Prompt:
Lines with the word "label" are the ones wanted. Copy each of them from the entries below.

Data about app and page elements:
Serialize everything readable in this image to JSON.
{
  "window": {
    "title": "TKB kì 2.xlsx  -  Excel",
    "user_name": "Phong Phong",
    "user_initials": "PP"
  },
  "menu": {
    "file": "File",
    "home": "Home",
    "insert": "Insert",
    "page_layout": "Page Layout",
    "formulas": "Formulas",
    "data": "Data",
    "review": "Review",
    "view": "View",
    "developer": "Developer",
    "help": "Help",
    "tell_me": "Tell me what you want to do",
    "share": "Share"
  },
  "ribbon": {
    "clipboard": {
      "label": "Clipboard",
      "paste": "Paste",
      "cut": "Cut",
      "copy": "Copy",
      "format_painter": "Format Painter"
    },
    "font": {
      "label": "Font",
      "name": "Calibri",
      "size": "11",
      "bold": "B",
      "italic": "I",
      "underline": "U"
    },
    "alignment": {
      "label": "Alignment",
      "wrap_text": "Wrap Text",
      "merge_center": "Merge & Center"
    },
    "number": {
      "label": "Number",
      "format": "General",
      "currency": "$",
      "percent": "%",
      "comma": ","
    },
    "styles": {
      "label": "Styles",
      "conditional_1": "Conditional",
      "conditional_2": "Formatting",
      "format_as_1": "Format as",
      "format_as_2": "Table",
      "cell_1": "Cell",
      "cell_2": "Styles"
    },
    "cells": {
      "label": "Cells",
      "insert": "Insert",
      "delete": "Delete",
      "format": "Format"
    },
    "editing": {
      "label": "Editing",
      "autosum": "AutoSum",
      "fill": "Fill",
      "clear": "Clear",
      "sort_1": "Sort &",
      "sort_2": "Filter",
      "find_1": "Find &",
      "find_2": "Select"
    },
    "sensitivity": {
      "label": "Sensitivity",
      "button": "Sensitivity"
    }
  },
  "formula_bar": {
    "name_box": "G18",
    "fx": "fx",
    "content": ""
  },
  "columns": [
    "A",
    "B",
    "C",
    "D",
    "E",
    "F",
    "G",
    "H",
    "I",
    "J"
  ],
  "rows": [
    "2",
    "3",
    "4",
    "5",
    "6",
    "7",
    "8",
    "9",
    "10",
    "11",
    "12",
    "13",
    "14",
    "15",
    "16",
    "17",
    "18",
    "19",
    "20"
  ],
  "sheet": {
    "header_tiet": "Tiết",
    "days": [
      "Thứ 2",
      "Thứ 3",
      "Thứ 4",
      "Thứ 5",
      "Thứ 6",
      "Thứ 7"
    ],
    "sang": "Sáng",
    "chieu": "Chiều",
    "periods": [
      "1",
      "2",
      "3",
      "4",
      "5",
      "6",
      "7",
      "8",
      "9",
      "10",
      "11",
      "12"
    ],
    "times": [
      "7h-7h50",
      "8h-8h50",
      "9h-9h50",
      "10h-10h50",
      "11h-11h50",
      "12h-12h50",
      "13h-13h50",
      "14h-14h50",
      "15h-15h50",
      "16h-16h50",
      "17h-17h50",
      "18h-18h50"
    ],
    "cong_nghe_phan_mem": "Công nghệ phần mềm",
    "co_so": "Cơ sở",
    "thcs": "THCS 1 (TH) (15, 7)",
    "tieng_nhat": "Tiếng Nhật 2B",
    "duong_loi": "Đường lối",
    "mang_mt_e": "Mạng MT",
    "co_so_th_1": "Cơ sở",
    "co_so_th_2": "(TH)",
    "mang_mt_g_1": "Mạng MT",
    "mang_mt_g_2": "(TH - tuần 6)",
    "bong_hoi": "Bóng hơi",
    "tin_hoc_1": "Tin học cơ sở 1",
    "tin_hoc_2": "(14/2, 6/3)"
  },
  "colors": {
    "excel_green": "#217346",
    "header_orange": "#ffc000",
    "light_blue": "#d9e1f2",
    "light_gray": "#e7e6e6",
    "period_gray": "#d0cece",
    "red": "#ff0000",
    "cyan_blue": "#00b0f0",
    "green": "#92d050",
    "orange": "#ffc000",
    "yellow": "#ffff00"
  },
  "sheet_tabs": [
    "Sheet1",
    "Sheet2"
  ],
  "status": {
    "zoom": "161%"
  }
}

Task response:
      "label": "Clipboard",
      "label": "Font",
      "label": "Alignment",
      "label": "Number",
      "label": "Styles",
      "label": "Cells",
      "label": "Editing",
      "label": "Sensitivity",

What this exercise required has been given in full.